Daily reports of police violence read like wartime bulletins. Recent cases include a random shooting by a police officer in a Moscow supermarket (seven wounded, two dead), the gruesome torture and killing of a journalist in Tomsk, and the case of Sergei Magnitsky, a young lawyer for an American investment fund. He was denied medical treatment and died in pre-trial detention in Moscow having accused several police officers of fraud.
Police violence is not new in Russia, but a recent wave of publicity is. A simple explanation is that police lawlessness has exhausted people’s patience and that pent-up anger has finally burst into newspapers, websites and even state television. The internet makes it harder to hush things up. Earlier this month a Moscow motorist posted a video online alleging that he and several other drivers were used as human shields by traffic police trying to catch an armed criminal.
Dmitry Medvedev, Russia’s web-aware president, has been quick to respond. He has fired Moscow’s police chief, ordered an overhaul of Russia’s arcane gulag system and called for reform of the interior ministry. Yet this reform involves cutting police numbers by 20% and centralising control over regional police.
Ordinary policemen, many of whom despise their own service, seem baffled and angered—not by the claims of abuse, which almost no one disputes, but by the hypocrisy of their bosses, who have turned them into scapegoats. Some have started to spill the beans on their superiors.
The rot has now set in so deep that real reform of Russian policing would mean reform of state power, says Sergei Kanev, a crime reporter for Novaya Gazeta. The main function of law-enforcement agencies in Russia is not to protect the public from crime and corruption, but to shield the bureaucracy, including themselves, from the public.

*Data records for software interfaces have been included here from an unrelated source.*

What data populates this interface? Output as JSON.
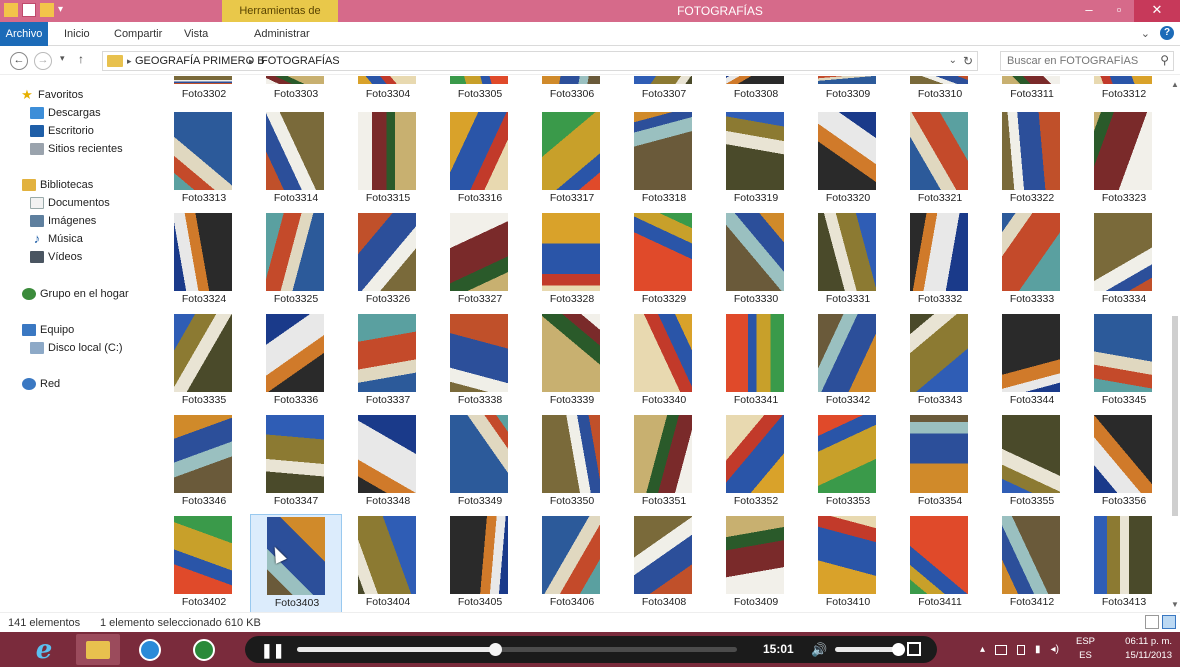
{
  "window": {
    "title": "FOTOGRAFÍAS",
    "contextual_tab": "Herramientas de imagen",
    "min": "–",
    "max": "▫",
    "close": "✕"
  },
  "ribbon": {
    "tabs": [
      "Archivo",
      "Inicio",
      "Compartir",
      "Vista",
      "Administrar"
    ],
    "expand": "⌄",
    "help": "?"
  },
  "address": {
    "back": "←",
    "forward": "→",
    "recent": "▾",
    "up": "↑",
    "crumbs": [
      "GEOGRAFÍA PRIMERO B",
      "FOTOGRAFÍAS"
    ],
    "sep": "▸",
    "dropdown": "⌄",
    "refresh": "↻",
    "search_placeholder": "Buscar en FOTOGRAFÍAS",
    "search_icon": "⚲"
  },
  "nav": {
    "favorites": {
      "label": "Favoritos",
      "icon": "star-icon",
      "items": [
        {
          "label": "Descargas",
          "icon": "downloads-icon"
        },
        {
          "label": "Escritorio",
          "icon": "desktop-icon"
        },
        {
          "label": "Sitios recientes",
          "icon": "recent-places-icon"
        }
      ]
    },
    "libraries": {
      "label": "Bibliotecas",
      "icon": "libraries-icon",
      "items": [
        {
          "label": "Documentos",
          "icon": "documents-icon"
        },
        {
          "label": "Imágenes",
          "icon": "pictures-icon"
        },
        {
          "label": "Música",
          "icon": "music-icon"
        },
        {
          "label": "Vídeos",
          "icon": "videos-icon"
        }
      ]
    },
    "homegroup": {
      "label": "Grupo en el hogar",
      "icon": "homegroup-icon"
    },
    "computer": {
      "label": "Equipo",
      "icon": "computer-icon",
      "items": [
        {
          "label": "Disco local (C:)",
          "icon": "local-disk-icon"
        }
      ]
    },
    "network": {
      "label": "Red",
      "icon": "network-icon"
    }
  },
  "files": {
    "rows": [
      [
        "Foto3302",
        "Foto3303",
        "Foto3304",
        "Foto3305",
        "Foto3306",
        "Foto3307",
        "Foto3308",
        "Foto3309",
        "Foto3310",
        "Foto3311",
        "Foto3312"
      ],
      [
        "Foto3313",
        "Foto3314",
        "Foto3315",
        "Foto3316",
        "Foto3317",
        "Foto3318",
        "Foto3319",
        "Foto3320",
        "Foto3321",
        "Foto3322",
        "Foto3323"
      ],
      [
        "Foto3324",
        "Foto3325",
        "Foto3326",
        "Foto3327",
        "Foto3328",
        "Foto3329",
        "Foto3330",
        "Foto3331",
        "Foto3332",
        "Foto3333",
        "Foto3334"
      ],
      [
        "Foto3335",
        "Foto3336",
        "Foto3337",
        "Foto3338",
        "Foto3339",
        "Foto3340",
        "Foto3341",
        "Foto3342",
        "Foto3343",
        "Foto3344",
        "Foto3345"
      ],
      [
        "Foto3346",
        "Foto3347",
        "Foto3348",
        "Foto3349",
        "Foto3350",
        "Foto3351",
        "Foto3352",
        "Foto3353",
        "Foto3354",
        "Foto3355",
        "Foto3356"
      ],
      [
        "Foto3402",
        "Foto3403",
        "Foto3404",
        "Foto3405",
        "Foto3406",
        "Foto3408",
        "Foto3409",
        "Foto3410",
        "Foto3411",
        "Foto3412",
        "Foto3413"
      ]
    ],
    "selected": "Foto3403",
    "thumb_palettes": [
      [
        "#c0502a",
        "#2c4f9a",
        "#f0efe8",
        "#7a6a3a"
      ],
      [
        "#2f5db5",
        "#8c7a32",
        "#e9e4d4",
        "#4a4a2a"
      ],
      [
        "#d9a22a",
        "#2a55a8",
        "#c23a2a",
        "#e8d9b0"
      ],
      [
        "#5aa0a0",
        "#c44a2a",
        "#e0d8c0",
        "#2c5a9a"
      ],
      [
        "#d08a2a",
        "#2c4f9a",
        "#9ac0c0",
        "#6a5a3a"
      ],
      [
        "#f2f0ea",
        "#7a2a2a",
        "#2a5a2a",
        "#c8b070"
      ],
      [
        "#1a3a8a",
        "#e8e8e8",
        "#d07a2a",
        "#2a2a2a"
      ],
      [
        "#3a9a4a",
        "#c8a02a",
        "#2a55a8",
        "#e04a2a"
      ]
    ]
  },
  "status": {
    "count": "141 elementos",
    "selection": "1 elemento seleccionado  610 KB"
  },
  "taskbar": {
    "apps": [
      {
        "name": "internet-explorer",
        "glyph": "e"
      },
      {
        "name": "file-explorer",
        "glyph": ""
      },
      {
        "name": "media-center",
        "glyph": ""
      },
      {
        "name": "media-player",
        "glyph": ""
      }
    ],
    "player": {
      "pause": "❚❚",
      "time": "15:01",
      "progress": 0.45,
      "volume_icon": "🔊",
      "volume": 0.9
    },
    "lang_top": "ESP",
    "lang_bottom": "ES",
    "time": "06:11 p. m.",
    "date": "15/11/2013",
    "tray_up": "▴"
  }
}
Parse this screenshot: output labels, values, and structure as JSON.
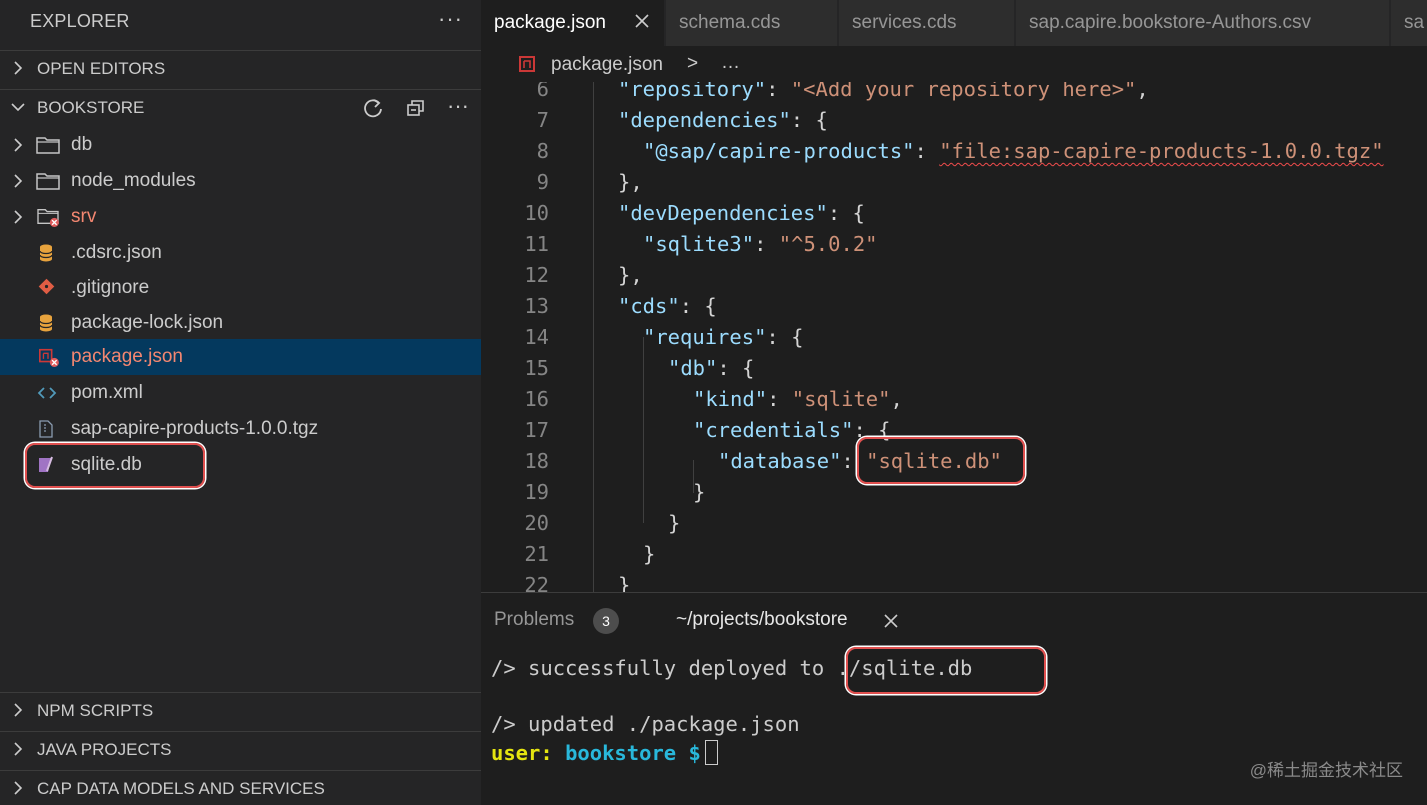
{
  "sidebar": {
    "title": "EXPLORER",
    "more": "···",
    "sections": {
      "open_editors": "OPEN EDITORS",
      "bookstore": "BOOKSTORE",
      "npm_scripts": "NPM SCRIPTS",
      "java_projects": "JAVA PROJECTS",
      "cap_data_models": "CAP DATA MODELS AND SERVICES"
    },
    "tree": [
      {
        "label": "db",
        "type": "folder"
      },
      {
        "label": "node_modules",
        "type": "folder"
      },
      {
        "label": "srv",
        "type": "folder",
        "status": "error"
      },
      {
        "label": ".cdsrc.json",
        "type": "db-file"
      },
      {
        "label": ".gitignore",
        "type": "git-file"
      },
      {
        "label": "package-lock.json",
        "type": "db-file"
      },
      {
        "label": "package.json",
        "type": "npm-file",
        "status": "error",
        "selected": true
      },
      {
        "label": "pom.xml",
        "type": "xml-file"
      },
      {
        "label": "sap-capire-products-1.0.0.tgz",
        "type": "archive-file"
      },
      {
        "label": "sqlite.db",
        "type": "sqlite-file",
        "highlighted": true
      }
    ]
  },
  "tabs": [
    {
      "label": "package.json",
      "active": true
    },
    {
      "label": "schema.cds"
    },
    {
      "label": "services.cds"
    },
    {
      "label": "sap.capire.bookstore-Authors.csv"
    },
    {
      "label": "sa"
    }
  ],
  "breadcrumb": {
    "file": "package.json",
    "separator": ">",
    "more": "…"
  },
  "editor": {
    "lines": [
      {
        "n": "6",
        "indent": 0,
        "key": "repository",
        "rest": ": ",
        "val": "<Add your repository here>",
        "tail": ","
      },
      {
        "n": "7",
        "indent": 0,
        "key": "dependencies",
        "rest": ": {"
      },
      {
        "n": "8",
        "indent": 1,
        "key": "@sap/capire-products",
        "rest": ": ",
        "val": "file:sap-capire-products-1.0.0.tgz",
        "squiggle": true
      },
      {
        "n": "9",
        "indent": 0,
        "plain": "},"
      },
      {
        "n": "10",
        "indent": 0,
        "key": "devDependencies",
        "rest": ": {"
      },
      {
        "n": "11",
        "indent": 1,
        "key": "sqlite3",
        "rest": ": ",
        "val": "^5.0.2"
      },
      {
        "n": "12",
        "indent": 0,
        "plain": "},"
      },
      {
        "n": "13",
        "indent": 0,
        "key": "cds",
        "rest": ": {"
      },
      {
        "n": "14",
        "indent": 1,
        "key": "requires",
        "rest": ": {"
      },
      {
        "n": "15",
        "indent": 2,
        "key": "db",
        "rest": ": {"
      },
      {
        "n": "16",
        "indent": 3,
        "key": "kind",
        "rest": ": ",
        "val": "sqlite",
        "tail": ","
      },
      {
        "n": "17",
        "indent": 3,
        "key": "credentials",
        "rest": ": {"
      },
      {
        "n": "18",
        "indent": 4,
        "key": "database",
        "rest": ": ",
        "val": "sqlite.db"
      },
      {
        "n": "19",
        "indent": 3,
        "plain": "}"
      },
      {
        "n": "20",
        "indent": 2,
        "plain": "}"
      },
      {
        "n": "21",
        "indent": 1,
        "plain": "}"
      },
      {
        "n": "22",
        "indent": 0,
        "plain": "}"
      }
    ]
  },
  "panel": {
    "problems_label": "Problems",
    "problems_count": "3",
    "terminal_tab": "~/projects/bookstore",
    "terminal": {
      "line1_prefix": "/> successfully deployed to ",
      "line1_target": "./sqlite.db",
      "line2": "/> updated ./package.json",
      "prompt_user": "user:",
      "prompt_dir": "bookstore",
      "prompt_symbol": "$"
    }
  },
  "watermark": "@稀土掘金技术社区",
  "colors": {
    "selection": "#04395e",
    "highlight": "#e0504f",
    "error_label": "#f48771",
    "json_key": "#9cdcfe",
    "json_string": "#ce9178"
  }
}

To ensure loyalty the system allows police and security services to make money from their licence for violence. Police escorts can be officially purchased. Other commercial activities include charging for proper investigation, extortion, selling sensitive databases, tapping phones or raiding businesses for competitors. Many police officers have their own private business on the side. Unsurprisingly, top jobs in the police are a valuable, and traded, commodity. Most new recruits sign up to make money, according to internal questionnaires. As Mikhail Khodorkovsky, a businessman serving an eight-year prison sentence on trumped-up charges, has written, the police, prosecution and prison services are component parts of an industry whose business is legitimised violence and which uses people as raw material.
Yet even as thousands of businessmen lose their livelihoods or serve time on bogus charges, bureaucrats guilty of real crimes are escaping lightly. In recent days a police officer who murdered an independent journalist in Ingushetia was put under house arrest after the court decided that his two-year penal-colony sentence was overly harsh. Seven time zones to the east, a customs official found guilty of trading in contraband was given a suspended three-year sentence.
Ultimately, the police are instruments in the hands of a more powerful institution: the Federal Security Service (FSB), successor to the KGB, which remains outside public control and above criticism. The Russian police service is not only headed by a former FSB operative but is packed with its people, says Vladimir Pastukhov of the Russian Institute of Law and Public Policy, a think-tank. The FSB can dabble in any business it likes, but relies on the police to do the footwork. Serious police reform is therefore impossible if the masters are left alone.
The FSB, a factional body with its own vested interests, has a near-monopoly on the repressive functions of the state. More worryingly, it relies on its traditional links to organised crime. Mr Kanev, who has investigated some of the most high-profile kidnappings of wealthy businessmen and their relatives, says few of them could take place without the knowledge and even collusion of former and current members of the security services.
Commercial kidnappings—once the prerogative of Chechnya—are now big business in Moscow. Many cases, says Mr Kanev, never get reported; instead, the victim quietly pays up. This is what people in occupied territories do.